Conclusions

Inpatient dermatologic procedures are a significant driver of inpatient health care costs. It is critical to determine factors that increase inpatient costs related to dermatologic procedures to develop strategies for reducing healthcare costs. A good initial cohort for future study would be patients receiving a dermatologic procedure during an elective admission who have Medicare or Medicaid.


References

  1. National Health Expenditure Data: NHE Fact Sheet. (2018). Accessed: January 07, 2019: https://www.cms.gov/Research-Statistics-Data-and-Systems/Statistics-Trends-and-Reports/NationalHealthExpendData/index....
  2. Tan SY, Tsoucas D, Mostaghimi A: Association of dermatologist density with the volume and costs of dermatology procedures among Medicare beneficiaries. JAMA Dermatol. 2018, 154:73-76. 10.1001/jamadermatol.2017.4546
  3. Comprehensive Hospital Abstract Reporting System (CHARS). (2014). Accessed: November 14, 2018: https://www.doh.wa.gov/DataandStatisticalReports/HealthcareinWashington/HospitalandPatientData/HospitalDischargeDataC....
  4. Salvatierra GG, Gulek BG, Erdik B, Bennett D, Daratha KB: In-hospital sepsis mortality rates comparing tertiary and non-tertiary hospitals in Washington state. J Emerg Med. 2018, 54:785-792. 10.1016/j.jemermed.2018.01.027
  5. Dehkharghani S, Bible J, Chen JG, Feldman SR, Fleischer AB Jr: The economic burden of skin disease in the United States.
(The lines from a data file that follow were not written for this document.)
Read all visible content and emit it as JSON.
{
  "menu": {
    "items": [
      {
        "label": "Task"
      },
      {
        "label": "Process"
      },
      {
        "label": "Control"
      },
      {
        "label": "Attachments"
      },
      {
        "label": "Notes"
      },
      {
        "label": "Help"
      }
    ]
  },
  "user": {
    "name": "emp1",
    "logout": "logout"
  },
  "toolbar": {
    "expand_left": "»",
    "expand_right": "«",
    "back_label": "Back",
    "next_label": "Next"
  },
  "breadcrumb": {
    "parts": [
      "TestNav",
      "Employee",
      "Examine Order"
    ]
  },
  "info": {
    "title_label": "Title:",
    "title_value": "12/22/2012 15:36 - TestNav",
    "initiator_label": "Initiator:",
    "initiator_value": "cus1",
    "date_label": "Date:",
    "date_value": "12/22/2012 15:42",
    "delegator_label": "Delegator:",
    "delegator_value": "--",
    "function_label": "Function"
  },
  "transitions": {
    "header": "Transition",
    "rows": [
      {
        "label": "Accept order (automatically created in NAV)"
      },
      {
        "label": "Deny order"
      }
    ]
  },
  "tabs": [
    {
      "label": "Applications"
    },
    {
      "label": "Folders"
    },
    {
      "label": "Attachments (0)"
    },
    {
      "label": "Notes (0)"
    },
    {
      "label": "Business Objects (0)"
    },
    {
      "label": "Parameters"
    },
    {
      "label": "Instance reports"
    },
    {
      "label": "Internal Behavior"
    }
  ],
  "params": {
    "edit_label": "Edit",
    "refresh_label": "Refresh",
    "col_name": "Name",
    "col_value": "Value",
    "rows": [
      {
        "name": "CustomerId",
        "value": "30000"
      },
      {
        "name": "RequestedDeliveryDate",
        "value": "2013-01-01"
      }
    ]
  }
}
J Am Acad Dermatol. 2003, 48:592-599. 10.1067/mjd.2003.178
  6. Steinke SI, Peitsch WK, Ludwig A, Goebeler M: Cost-of-illness in psoriasis: comparing inpatient and outpatient therapy. PLoS One. 2013, 8:78152. 10.1371/journal.pone.0078152
  7. Biesbroeck LK, Shinohara MM: Inpatient consultative dermatology. Med Clin North Am. 2015, 99:1349-1364. 10.1016/j.mcna.2015.06.004
Original article
peer-reviewed

Utilization and Cost of Inpatient Dermatologic Procedures: A Cross-sectional Analysis


Author Information

Kory P. Schrom Corresponding Author

Dermatology, University Hospitals Cleveland Medical Center, Cleveland, USA

Raghav Tripathi

Dermatology, Case Western Reserve University, Cleveland, USA

Harib H. Ezaldein

Dermatology, University Hospitals Cleveland Medical Center, Cleveland, USA

Dermatology, Case Western Reserve University, Cleveland, USA

Jeffrey F. Scott

Dermatology, University Hospitals Cleveland Medical Center, Cleveland, USA


Ethics Statement and Conflict of Interest Disclosures

Human subjects: All authors have confirmed that this study did not involve human participants or tissue. Animal subjects: All authors have confirmed that this study did not involve animal subjects or tissue. Conflicts of interest: In compliance with the ICMJE uniform disclosure form, all authors declare the following: Payment/services info: All authors have declared that no financial support was received from any organization for the submitted work. Financial relationships: All authors have declared that they have no financial relationships at present or within the previous three years with any organizations that might have an interest in the submitted work. Other relationships: All authors have declared that there are no other relationships or activities that could appear to have influenced the submitted work.


Original article
peer-reviewed

Utilization and Cost of Inpatient Dermatologic Procedures: A Cross-sectional Analysis


Figures etc.

SIQ
-
RATED BY 1 READER
CONTRIBUTE RATING

Scholary Impact Quotient™ (SIQ™) is our unique post-publication peer review rating process. Learn more here.